Task objective: What lines in the records below contain the string "name"? Copy every one.

[Data for the task]

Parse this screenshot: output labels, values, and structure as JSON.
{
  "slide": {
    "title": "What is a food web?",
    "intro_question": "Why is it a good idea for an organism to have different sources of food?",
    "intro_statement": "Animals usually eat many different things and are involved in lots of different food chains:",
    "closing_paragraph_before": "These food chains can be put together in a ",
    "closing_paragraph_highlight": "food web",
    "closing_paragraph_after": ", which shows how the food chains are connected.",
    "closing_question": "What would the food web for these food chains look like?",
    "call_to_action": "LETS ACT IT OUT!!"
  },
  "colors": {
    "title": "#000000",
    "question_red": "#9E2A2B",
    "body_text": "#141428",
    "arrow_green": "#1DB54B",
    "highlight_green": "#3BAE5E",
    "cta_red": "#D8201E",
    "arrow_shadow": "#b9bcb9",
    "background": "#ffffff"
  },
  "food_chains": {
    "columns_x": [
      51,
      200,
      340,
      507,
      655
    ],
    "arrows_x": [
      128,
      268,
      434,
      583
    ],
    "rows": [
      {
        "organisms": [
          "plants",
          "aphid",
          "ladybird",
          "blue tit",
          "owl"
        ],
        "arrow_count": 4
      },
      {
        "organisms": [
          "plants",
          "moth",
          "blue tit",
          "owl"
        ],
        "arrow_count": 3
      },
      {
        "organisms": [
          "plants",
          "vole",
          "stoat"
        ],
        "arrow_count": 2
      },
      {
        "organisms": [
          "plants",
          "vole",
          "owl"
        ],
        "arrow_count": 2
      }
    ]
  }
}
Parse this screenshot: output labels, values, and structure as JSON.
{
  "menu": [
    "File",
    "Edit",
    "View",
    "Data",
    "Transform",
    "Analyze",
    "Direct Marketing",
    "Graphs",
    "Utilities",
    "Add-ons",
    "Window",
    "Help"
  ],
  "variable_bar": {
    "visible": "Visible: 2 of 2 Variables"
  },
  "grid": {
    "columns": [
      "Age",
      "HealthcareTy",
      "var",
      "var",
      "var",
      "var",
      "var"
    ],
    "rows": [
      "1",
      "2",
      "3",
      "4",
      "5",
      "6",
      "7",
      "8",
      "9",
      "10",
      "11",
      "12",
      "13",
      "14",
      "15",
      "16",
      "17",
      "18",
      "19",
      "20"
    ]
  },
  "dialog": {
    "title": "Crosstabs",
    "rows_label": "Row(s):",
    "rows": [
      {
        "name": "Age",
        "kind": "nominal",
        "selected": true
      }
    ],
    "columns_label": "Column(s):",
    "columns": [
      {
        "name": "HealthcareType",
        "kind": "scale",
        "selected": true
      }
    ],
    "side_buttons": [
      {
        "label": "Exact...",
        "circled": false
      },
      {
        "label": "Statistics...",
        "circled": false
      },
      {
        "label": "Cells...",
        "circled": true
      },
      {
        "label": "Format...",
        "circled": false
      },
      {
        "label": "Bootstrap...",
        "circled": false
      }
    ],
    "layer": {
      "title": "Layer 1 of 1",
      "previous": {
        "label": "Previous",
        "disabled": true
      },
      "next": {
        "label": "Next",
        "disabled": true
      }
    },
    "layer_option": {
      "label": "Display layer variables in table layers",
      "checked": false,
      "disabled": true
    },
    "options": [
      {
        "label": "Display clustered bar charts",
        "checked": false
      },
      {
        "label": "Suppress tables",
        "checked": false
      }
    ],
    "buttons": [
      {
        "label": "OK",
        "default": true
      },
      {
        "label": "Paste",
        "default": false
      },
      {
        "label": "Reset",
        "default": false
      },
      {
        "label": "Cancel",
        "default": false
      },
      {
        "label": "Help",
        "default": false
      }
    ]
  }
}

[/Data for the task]
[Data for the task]

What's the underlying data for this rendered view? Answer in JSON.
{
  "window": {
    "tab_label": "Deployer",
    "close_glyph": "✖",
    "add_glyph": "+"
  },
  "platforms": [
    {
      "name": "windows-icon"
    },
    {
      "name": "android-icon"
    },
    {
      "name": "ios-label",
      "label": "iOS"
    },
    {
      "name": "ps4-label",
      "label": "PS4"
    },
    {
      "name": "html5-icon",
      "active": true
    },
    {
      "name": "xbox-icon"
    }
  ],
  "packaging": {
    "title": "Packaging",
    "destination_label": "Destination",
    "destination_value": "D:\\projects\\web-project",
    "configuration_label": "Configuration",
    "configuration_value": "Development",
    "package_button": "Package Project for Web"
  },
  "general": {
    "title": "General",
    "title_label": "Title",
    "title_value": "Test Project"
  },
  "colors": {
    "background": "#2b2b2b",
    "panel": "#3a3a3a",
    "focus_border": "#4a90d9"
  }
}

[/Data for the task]
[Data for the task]

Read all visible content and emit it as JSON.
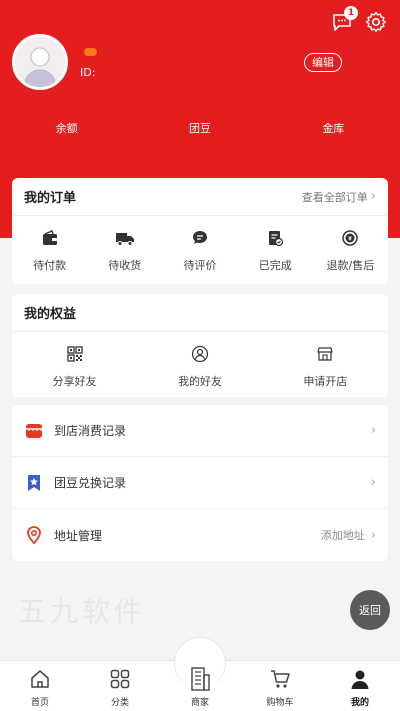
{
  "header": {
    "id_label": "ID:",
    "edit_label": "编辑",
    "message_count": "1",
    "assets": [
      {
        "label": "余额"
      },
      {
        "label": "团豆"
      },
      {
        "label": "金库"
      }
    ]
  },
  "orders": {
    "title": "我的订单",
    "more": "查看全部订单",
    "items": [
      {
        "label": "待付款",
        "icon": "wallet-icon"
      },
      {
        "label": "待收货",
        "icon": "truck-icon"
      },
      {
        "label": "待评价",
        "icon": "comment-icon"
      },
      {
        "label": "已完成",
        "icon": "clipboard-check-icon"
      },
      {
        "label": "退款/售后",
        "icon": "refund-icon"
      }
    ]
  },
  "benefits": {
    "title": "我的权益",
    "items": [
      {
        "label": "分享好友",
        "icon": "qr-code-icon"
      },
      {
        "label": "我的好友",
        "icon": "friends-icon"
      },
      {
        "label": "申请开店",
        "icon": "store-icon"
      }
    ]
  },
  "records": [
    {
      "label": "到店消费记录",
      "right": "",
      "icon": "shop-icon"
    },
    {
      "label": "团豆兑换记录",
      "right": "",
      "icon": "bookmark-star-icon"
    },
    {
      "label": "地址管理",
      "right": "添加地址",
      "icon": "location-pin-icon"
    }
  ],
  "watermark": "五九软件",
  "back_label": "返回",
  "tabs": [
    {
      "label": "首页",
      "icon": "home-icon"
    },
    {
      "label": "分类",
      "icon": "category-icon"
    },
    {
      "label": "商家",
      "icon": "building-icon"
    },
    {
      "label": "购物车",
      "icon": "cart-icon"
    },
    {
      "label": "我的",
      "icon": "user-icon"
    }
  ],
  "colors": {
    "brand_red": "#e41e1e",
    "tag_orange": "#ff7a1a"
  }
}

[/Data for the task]

Reply:
        "name": "Age",
        "name": "HealthcareType",
      "name": "windows-icon"
      "name": "android-icon"
      "name": "ios-label",
      "name": "ps4-label",
      "name": "html5-icon",
      "name": "xbox-icon"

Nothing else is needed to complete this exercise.